January 5, 2018
Good morning Williston: A special welcome to the families of our inductees and to our distinguished speaker, Dr. Cherie Holmes.
Welcome to the Cum Laude Society Induction Ceremony.
On this mind-numbingly cold day, we come together to celebrate the intellectual heat generated by the essence of Wiliston Northampton School’s mission, academic excellence. This morning you already learned something whether or not you consciously processed it: wind chill factor is a real and present danger—it is 46 degrees below zero with wind chill on Mt. Washington. Some of you here today probably never heard of a wind chill factor until you came to Williston; it’s not a big thing in Bangkok, or Hong Kong, or Miami, or Santa Monica.
You know, as I travel for the school I meet hundreds of alumni around the country, Williston graduates who, like you, experienced a Siberian winter’s day in the Pioneer Valley. But what I know and that you don’t, is that when you are a decade or two or three older than you are now, there’s a very good chance that when you ask yourself, “How did I get where I am today?” you could very well trace a path back to Williston.
Will you take up a career in journalism because you were an editor of The Willistonian? Will you become a practicing artist because a passion caught fire in studio work in Reed? Did your run for US Congress begin with your first election on student council. Will you become an orthopedic surgeon since your best friend blew out a knee on your team? Will you never, ever, ever, live someplace where you endure a winter like this? At this hypothetical future day when you reflect back your life, you will have as many dots to connect on your pathway as there are 11,000 living Williston alumni today.
In recognizing the academic accomplishment of a few, we celebrate the intellectual pursuits of the many. All of us here, adults and students, are lucky to live a life where we learn new thing every day, old ideas are challenged, and the way we see the world and our place in it gets constantly reframed. We are so fortunate in this intellectual life style that we may even be guilty of taking this freedom for granted. One way to check yourself is to pay attention to the world outside the bubble: know that tens of thousands of people, just a little bit older than you, are protesting their government in Iran; watch a documentary about the untold story of civilian casualties in Afghanistan or Syria; reflect on the spirit of competition and generosity that motivated this community to surpass our own goal for food donations—we should not just pat ourselves on the back without considering the plight of the less fortunate and just how many needy families live in our Easthampton community.
Here at Williston recognizing the luxury we enjoy to read books, debate ideas, consider and reconsider our beliefs—we celebrate the truly remarkable accomplishments of your peers while acknowledging the weighty responsibility that each student has to make something of this lifelong educational gift.
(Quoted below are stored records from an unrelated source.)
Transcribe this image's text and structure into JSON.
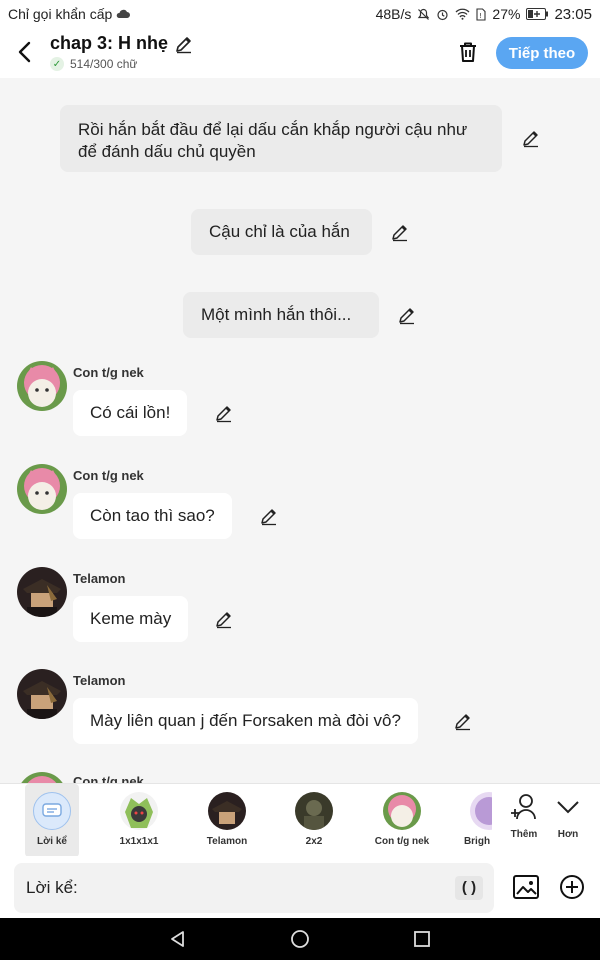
{
  "status_bar": {
    "carrier": "Chỉ gọi khẩn cấp",
    "speed": "48B/s",
    "battery": "27%",
    "time": "23:05"
  },
  "header": {
    "title": "chap 3: H nhẹ",
    "word_count": "514/300 chữ",
    "next_label": "Tiếp theo"
  },
  "chat": {
    "narrations": [
      {
        "text": "Rồi hắn bắt đầu để lại dấu cắn khắp người cậu như để đánh dấu chủ quyền"
      },
      {
        "text": "Cậu chỉ là của hắn"
      },
      {
        "text": "Một mình hắn thôi..."
      }
    ],
    "messages": [
      {
        "name": "Con t/g nek",
        "text": "Có cái lồn!",
        "avatar": "pink-cat-avatar"
      },
      {
        "name": "Con t/g nek",
        "text": "Còn tao thì sao?",
        "avatar": "pink-cat-avatar"
      },
      {
        "name": "Telamon",
        "text": "Keme mày",
        "avatar": "dark-hat-avatar"
      },
      {
        "name": "Telamon",
        "text": "Mày liên quan j đến Forsaken mà đòi vô?",
        "avatar": "dark-hat-avatar"
      },
      {
        "name": "Con t/g nek",
        "text": "",
        "avatar": "pink-cat-avatar"
      }
    ]
  },
  "character_bar": {
    "items": [
      {
        "name": "Lời kể"
      },
      {
        "name": "1x1x1x1"
      },
      {
        "name": "Telamon"
      },
      {
        "name": "2x2"
      },
      {
        "name": "Con t/g nek"
      },
      {
        "name": "Brigh"
      }
    ],
    "add_label": "Thêm",
    "more_label": "Hơn"
  },
  "input": {
    "placeholder": "Lời kể:",
    "paren_label": "( )"
  },
  "colors": {
    "accent": "#5aa6f2",
    "bubble": "#ffffff",
    "narration_bg": "#ebebeb",
    "background": "#f5f5f5"
  }
}
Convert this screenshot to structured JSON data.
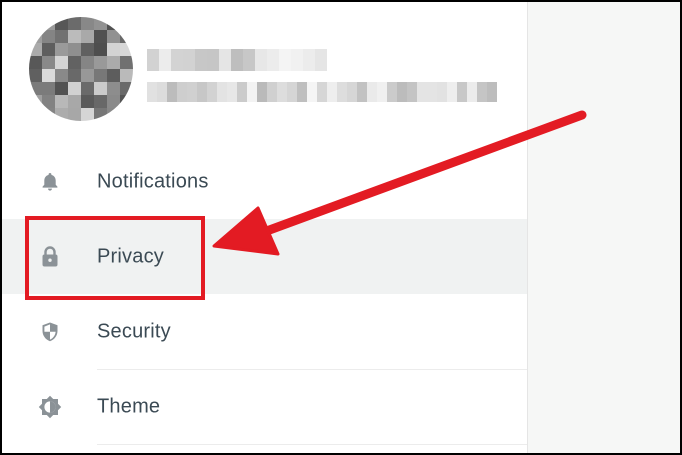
{
  "menu": {
    "items": [
      {
        "label": "Notifications",
        "icon": "bell-icon"
      },
      {
        "label": "Privacy",
        "icon": "lock-icon",
        "selected": true
      },
      {
        "label": "Security",
        "icon": "shield-icon"
      },
      {
        "label": "Theme",
        "icon": "theme-icon"
      }
    ]
  },
  "annotation": {
    "highlight_color": "#e31b23",
    "highlighted_item": "Privacy"
  },
  "colors": {
    "label": "#3b4a54",
    "icon": "#8b9297",
    "selected_background": "#f0f2f2",
    "right_pane_background": "#f6f7f6",
    "top_strip": "#0b6b58"
  }
}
Dean of Faculty Peter Valine who serves as president of Williston’s Cum Laude chapter will now come forward.